Two weeks ago I passed a few days in the house where I did most of my growing up. For all my travels, I’ve always managed to find my way home at least at Christmas time.
I get up early. That doesn’t change just because I happened to have a few days off. One of the perks of waking up before the sun is that you get to see it rise over the Appalachians. In a lot of ways, those clear mornings were a throwback.
On a dead calm Boxing Day morning, the wood smoke hung thick in the George’s Creek valley. A hundred years ago it would have been coal, but for a distant observer it didn’t make enough difference to notice.
For a couple of minutes, it was like watching a living picture postcard from another age – a sight that realistically hasn’t changed much from the 19th and 20th centuries into the 21st. It was one of the first times I think I really appreciated just how slow time can move out there in the hills.
It’s the rare moments like this one that fill me with the idea that maybe someday I’ll go back to stay… but before long other realities of time and space crowd in and the moment is gone. There are real reasons I’ll never really go home again, not to stay… but those reasons will never, ever be because I’ve gotten tired of the view from down the crick.
Six or seven years ago, one of my many other duties as assigned was to endure a monthly series of meetings that were barely tangentially related to anything happing in my office. There was the main meeting at the end of the month, prep meetings for that meeting, pre-meetings for the prep meetings, and host of other “pick up” meetings getting called with no notice. In any given month I could be guaranteed that 15-20 hours were going to be wasted staring at the ceiling in the conference room and wondering why people couldn’t just shut the fuck up once they made their point.
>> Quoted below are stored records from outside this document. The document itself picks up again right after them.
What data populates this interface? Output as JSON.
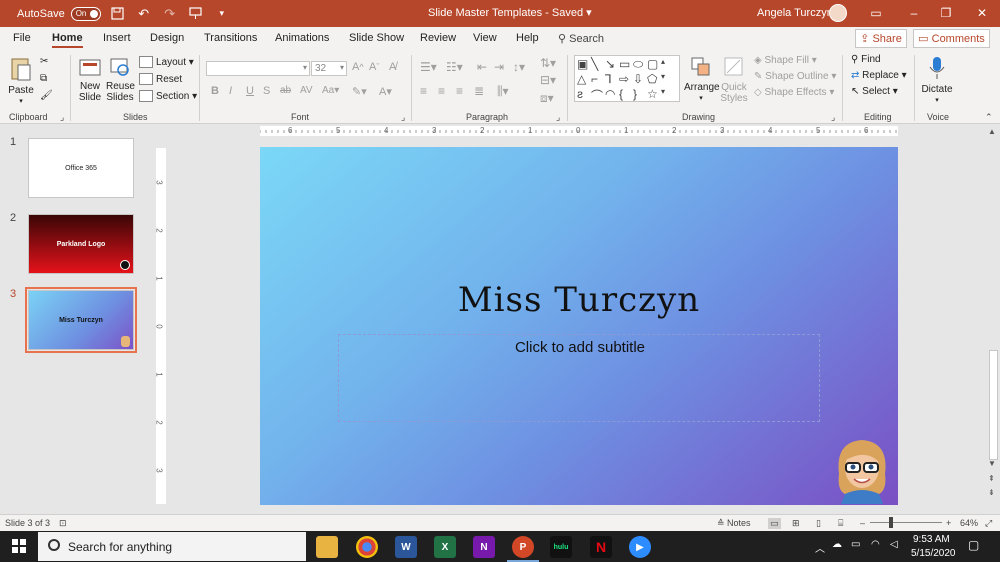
{
  "titlebar": {
    "autosave_label": "AutoSave",
    "autosave_state": "On",
    "document_title": "Slide Master Templates  -  Saved",
    "user": "Angela Turczyn"
  },
  "tabs": [
    "File",
    "Home",
    "Insert",
    "Design",
    "Transitions",
    "Animations",
    "Slide Show",
    "Review",
    "View",
    "Help"
  ],
  "active_tab": "Home",
  "search_label": "Search",
  "share_label": "Share",
  "comments_label": "Comments",
  "ribbon": {
    "clipboard": {
      "label": "Clipboard",
      "paste": "Paste"
    },
    "slides": {
      "label": "Slides",
      "new_slide": "New Slide",
      "reuse_slides": "Reuse Slides",
      "layout": "Layout",
      "reset": "Reset",
      "section": "Section"
    },
    "font": {
      "label": "Font",
      "size": "32"
    },
    "paragraph": {
      "label": "Paragraph"
    },
    "drawing": {
      "label": "Drawing",
      "arrange": "Arrange",
      "quick_styles": "Quick Styles",
      "shape_fill": "Shape Fill",
      "shape_outline": "Shape Outline",
      "shape_effects": "Shape Effects"
    },
    "editing": {
      "label": "Editing",
      "find": "Find",
      "replace": "Replace",
      "select": "Select"
    },
    "voice": {
      "label": "Voice",
      "dictate": "Dictate"
    }
  },
  "thumbnails": [
    {
      "number": "1",
      "text": "Office 365"
    },
    {
      "number": "2",
      "text": "Parkland Logo"
    },
    {
      "number": "3",
      "text": "Miss Turczyn"
    }
  ],
  "active_slide": 3,
  "slide": {
    "title": "Miss Turczyn",
    "subtitle_placeholder": "Click to add subtitle"
  },
  "rulers": {
    "horizontal": [
      "6",
      "5",
      "4",
      "3",
      "2",
      "1",
      "0",
      "1",
      "2",
      "3",
      "4",
      "5",
      "6"
    ],
    "vertical": [
      "3",
      "2",
      "1",
      "0",
      "1",
      "2",
      "3"
    ]
  },
  "statusbar": {
    "slide_info": "Slide 3 of 3",
    "notes": "Notes",
    "zoom": "64%"
  },
  "taskbar": {
    "search_placeholder": "Search for anything",
    "time": "9:53 AM",
    "date": "5/15/2020"
  },
  "colors": {
    "accent": "#b7472a",
    "slide_gradient_start": "#7bd8f7",
    "slide_gradient_end": "#7a4fc4"
  }
}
Around that time several pink shirts came into my possession. I started wearing these Pepto pink shirts on days when these random pointless meetings were scheduled – a silent protest. I needed a full suit of Pepto because I was well and truly sick of these meetings.
Eventually these meetings evolved into something else and landed on someone else’s desk, relieving me of the burden of enduring them. The pink shirts remained, though. Most of them are long worn out, but there’s one left. It’s a bit tattered and not fit for the office now, but it’s not quite bad enough to throw out.
It’s my first day back in the saddle after a long and restful break… and there was my last remaining Pepto shirt hanging in the closet this morning practically begging to be worn.
So yeah, if you must know, I’m wearing the pink today. I can’t think of anything that better suits today’s mood.
I’ll keep this simple because my 16 day weekend has now dwindled down to just a regular length weekend.
What I learned this week is that when the time comes to hang up all this nonsense with going into the office and pecking away at PowerPoint, I’m really going to be fine. I can spend days on end searching out $1 used book gems, fiddling around with conserving the ones that need a bit of attention, and reading until my eyes go blurred. It feels like something I could keep up indefinitely… and mercifully doesn’t need to be particularly expensive to be satisfying.
A few weeks is a long difference from “forever,” but I feel more confident now than ever that filling the days and keeping to the budget won’t actually be the problems that some insist on making them out to be.